Johnson says he’s been thinking about ending the series for two years. “This is all about progression,” he says. “You have to move on.” He hadn’t yet scheduled any performers for this season, he says.
“It was a mammoth responsibility,” he says. So was he tired of it? Not at all, Johnson says: “It’s OK to stop on top. It’s OK to say, ‘I’m doing a good job, let’s move onto the next thing.’ … After 18 years, what else do you need to prove?”
Councilman Bruce Tyler’s not mourning Fridays’ demise. Tyler has been a vocal critic of the concert series for years, ever since he discovered the city had been contributing around $200,000 annually.
Tyler says he found the funding buried in the parks and recreation budget about five years ago: “Quite frankly, it was hidden on purpose.” He questioned why the city would support the concert series when it had no clear economic benefit. (Johnson, in his statement, says the series “contributed to the economic vitality of downtown Richmond by employing over 100 seasonal and part-time workers” each year.)
Johnson, Tyler says, always contended that city money was essential to make it successful. To Tyler, the city funding seemed like “nothing more to me than a payout.” He doesn’t know yet if any money for the series had been included in the city’s budget for next year; council members get their first look at the budget March 6.
The city willingly offered its support, Johnson says. Fridays at Sunset wasn’t a cheap event to organize, he says, with some artists who charged $50,000 to $100,000 -- “You do the simple math.” But he also booked artists who drew small, older crowds, he says; “It was never about the money for us.”
Johnson says he’s proud that in more than 400 concerts in 18 years, he had “not a single public incident.” His most memorable night was a performance by the Roots in 2007 that drew more than 20,000 people.
Fridays at Sunset started in 1994 and has been held at Kanawha Plaza since 1996. It brought jazz, blues and R&B singers such as LL Cool J, Seal, John Legend and Erykah Badu. Last season tickets cost between $10 and $40, depending on the artist. Johnson says he might be willing to pass the event along to another organizer. “I’m not in opposition to that. But it requires a lot of hard work,” he warns.
And what are his plans now?
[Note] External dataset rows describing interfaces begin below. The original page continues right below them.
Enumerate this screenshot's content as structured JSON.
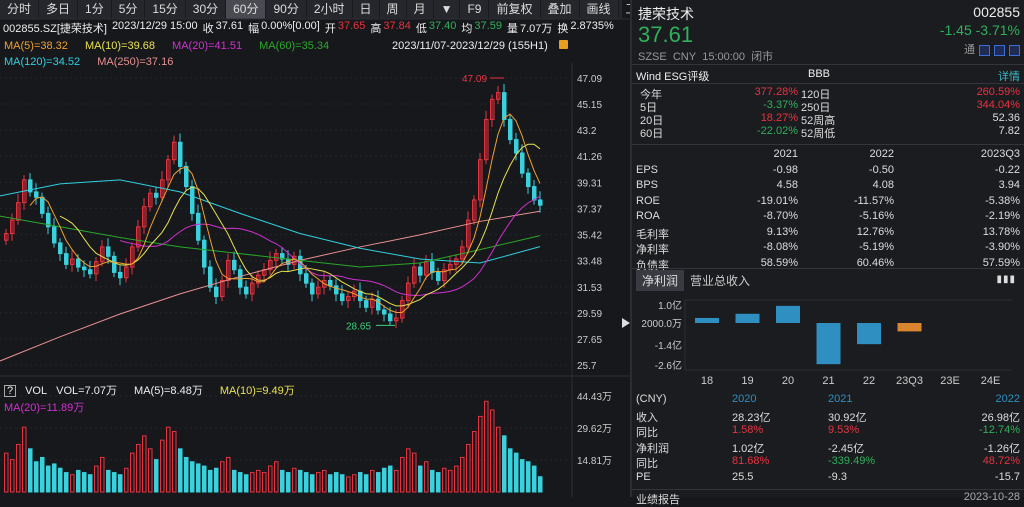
{
  "toolbar": {
    "tabs": [
      "分时",
      "多日",
      "1分",
      "5分",
      "15分",
      "30分",
      "60分",
      "90分",
      "2小时",
      "日",
      "周",
      "月",
      "▼",
      "F9",
      "前复权",
      "叠加",
      "画线",
      "工具",
      ">"
    ],
    "selected": 6
  },
  "info": {
    "code": "002855.SZ[捷荣技术]",
    "datetime": "2023/12/29 15:00",
    "close_label": "收",
    "close": "37.61",
    "amp_label": "幅",
    "amp": "0.00%[0.00]",
    "open_label": "开",
    "open": "37.65",
    "high_label": "高",
    "high": "37.84",
    "low_label": "低",
    "low": "37.40",
    "avg_label": "均",
    "avg": "37.59",
    "vol_label": "量",
    "vol": "7.07万",
    "turn_label": "换",
    "turn": "2.8735%"
  },
  "ma": {
    "ma5": "MA(5)=38.32",
    "ma10": "MA(10)=39.68",
    "ma20": "MA(20)=41.51",
    "ma60": "MA(60)=35.34",
    "ma120": "MA(120)=34.52",
    "ma250": "MA(250)=37.16",
    "range": "2023/11/07-2023/12/29 (155H1)"
  },
  "colors": {
    "up": "#e8333f",
    "down": "#3ad0dc",
    "ma5": "#f0a030",
    "ma10": "#e8e050",
    "ma20": "#d030d0",
    "ma60": "#2aa82a",
    "ma120": "#30d0e0",
    "ma250": "#e89090"
  },
  "vol_header": {
    "help": "?",
    "name": "VOL",
    "vol": "VOL=7.07万",
    "ma5": "MA(5)=8.48万",
    "ma10": "MA(10)=9.49万",
    "ma20": "MA(20)=11.89万"
  },
  "chart_data": {
    "type": "candlestick",
    "price_axis": [
      "47.09",
      "45.15",
      "43.2",
      "41.26",
      "39.31",
      "37.37",
      "35.42",
      "33.48",
      "31.53",
      "29.59",
      "27.65",
      "25.7"
    ],
    "ylim": [
      25.7,
      47.09
    ],
    "vol_axis": [
      "44.43万",
      "29.62万",
      "14.81万"
    ],
    "vol_ylim": [
      0,
      50
    ],
    "max_label": "47.09",
    "min_label": "28.65",
    "close": [
      35.5,
      36.5,
      37.8,
      39.5,
      38.6,
      38.2,
      37.0,
      36.0,
      34.8,
      34.0,
      33.2,
      33.6,
      33.0,
      32.8,
      32.5,
      33.4,
      34.5,
      33.8,
      32.6,
      32.2,
      33.0,
      34.5,
      36.0,
      37.5,
      38.5,
      38.2,
      39.5,
      41.0,
      42.3,
      40.5,
      39.0,
      37.0,
      35.0,
      33.0,
      31.5,
      30.8,
      32.0,
      33.5,
      32.8,
      31.5,
      31.0,
      31.8,
      32.4,
      32.8,
      33.5,
      34.0,
      33.6,
      33.2,
      33.8,
      32.5,
      31.8,
      31.0,
      31.5,
      32.0,
      31.6,
      31.0,
      30.5,
      30.8,
      31.2,
      30.5,
      30.0,
      30.6,
      29.8,
      29.5,
      29.0,
      29.2,
      30.5,
      31.8,
      33.0,
      32.4,
      33.4,
      32.6,
      32.0,
      32.8,
      33.2,
      33.6,
      34.5,
      36.5,
      38.0,
      41.0,
      44.0,
      45.5,
      46.0,
      44.0,
      42.5,
      41.5,
      40.0,
      39.0,
      38.0,
      37.61
    ],
    "volume": [
      18,
      15,
      22,
      30,
      20,
      14,
      16,
      12,
      13,
      11,
      9,
      8,
      10,
      9,
      8,
      12,
      16,
      10,
      9,
      8,
      11,
      18,
      22,
      26,
      20,
      15,
      24,
      30,
      28,
      20,
      16,
      14,
      13,
      12,
      10,
      11,
      14,
      16,
      10,
      9,
      8,
      9,
      10,
      9,
      12,
      14,
      10,
      9,
      11,
      10,
      9,
      8,
      9,
      10,
      8,
      9,
      8,
      7,
      8,
      9,
      8,
      10,
      9,
      11,
      12,
      10,
      16,
      20,
      18,
      12,
      14,
      10,
      9,
      11,
      10,
      12,
      16,
      22,
      28,
      35,
      42,
      38,
      30,
      26,
      20,
      18,
      15,
      14,
      12,
      7.07
    ],
    "ma60_path": [
      36.8,
      36.0,
      35.2,
      34.5,
      34.0,
      33.5,
      33.0,
      33.3,
      34.3,
      35.34
    ],
    "ma120_path": [
      38.3,
      39.2,
      39.5,
      38.6,
      37.0,
      35.5,
      34.4,
      33.6,
      33.3,
      34.52
    ],
    "ma250_path": [
      26.0,
      27.8,
      29.5,
      31.0,
      32.3,
      33.5,
      34.5,
      35.4,
      36.4,
      37.16
    ]
  },
  "quote": {
    "name": "捷荣技术",
    "code": "002855",
    "price": "37.61",
    "change": "-1.45",
    "pct": "-3.71%",
    "exchange": "SZSE",
    "currency": "CNY",
    "time": "15:00:00",
    "status": "闭市",
    "tong": "通"
  },
  "esg": {
    "label": "Wind ESG评级",
    "rating": "BBB",
    "detail": "详情"
  },
  "returns": [
    {
      "l": "今年",
      "v": "377.28%",
      "c": "red",
      "l2": "120日",
      "v2": "260.59%",
      "c2": "red"
    },
    {
      "l": "5日",
      "v": "-3.37%",
      "c": "grn",
      "l2": "250日",
      "v2": "344.04%",
      "c2": "red"
    },
    {
      "l": "20日",
      "v": "18.27%",
      "c": "red",
      "l2": "52周高",
      "v2": "52.36",
      "c2": ""
    },
    {
      "l": "60日",
      "v": "-22.02%",
      "c": "grn",
      "l2": "52周低",
      "v2": "7.82",
      "c2": ""
    }
  ],
  "fin": {
    "headers": [
      "2021",
      "2022",
      "2023Q3"
    ],
    "rows": [
      [
        "EPS",
        "-0.98",
        "-0.50",
        "-0.22"
      ],
      [
        "BPS",
        "4.58",
        "4.08",
        "3.94"
      ],
      [
        "ROE",
        "-19.01%",
        "-11.57%",
        "-5.38%"
      ],
      [
        "ROA",
        "-8.70%",
        "-5.16%",
        "-2.19%"
      ],
      [
        "毛利率",
        "9.13%",
        "12.76%",
        "13.78%"
      ],
      [
        "净利率",
        "-8.08%",
        "-5.19%",
        "-3.90%"
      ],
      [
        "负债率",
        "58.59%",
        "60.46%",
        "57.59%"
      ]
    ]
  },
  "profit_tabs": [
    "净利润",
    "营业总收入"
  ],
  "profit_chart": {
    "type": "bar",
    "axis": [
      "1.0亿",
      "2000.0万",
      "-1.4亿",
      "-2.6亿"
    ],
    "categories": [
      "18",
      "19",
      "20",
      "21",
      "22",
      "23Q3",
      "23E",
      "24E"
    ],
    "values": [
      0.3,
      0.55,
      1.02,
      -2.45,
      -1.26,
      -0.5,
      null,
      null
    ],
    "unit": "亿"
  },
  "summary": {
    "header": [
      "(CNY)",
      "2020",
      "2021",
      "2022"
    ],
    "rows": [
      {
        "l": "收入",
        "v": [
          "28.23亿",
          "30.92亿",
          "26.98亿"
        ],
        "c": [
          "",
          "",
          ""
        ]
      },
      {
        "l": "同比",
        "v": [
          "1.58%",
          "9.53%",
          "-12.74%"
        ],
        "c": [
          "red",
          "red",
          "grn"
        ]
      },
      {
        "l": "净利润",
        "v": [
          "1.02亿",
          "-2.45亿",
          "-1.26亿"
        ],
        "c": [
          "",
          "",
          ""
        ]
      },
      {
        "l": "同比",
        "v": [
          "81.68%",
          "-339.49%",
          "48.72%"
        ],
        "c": [
          "red",
          "grn",
          "red"
        ]
      },
      {
        "l": "PE",
        "v": [
          "25.5",
          "-9.3",
          "-15.7"
        ],
        "c": [
          "",
          "",
          ""
        ]
      }
    ],
    "footer_label": "业绩报告",
    "footer_date": "2023-10-28"
  }
}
While he was recently seen working in developer Ron Stallings’ Mansion Five26 restaurant, and has been rumored to be advising Stallings on potential musical events at the neighboring Hippodrome, Johnson’s not ready to talk yet. “You’ll see some stuff soon,” he says.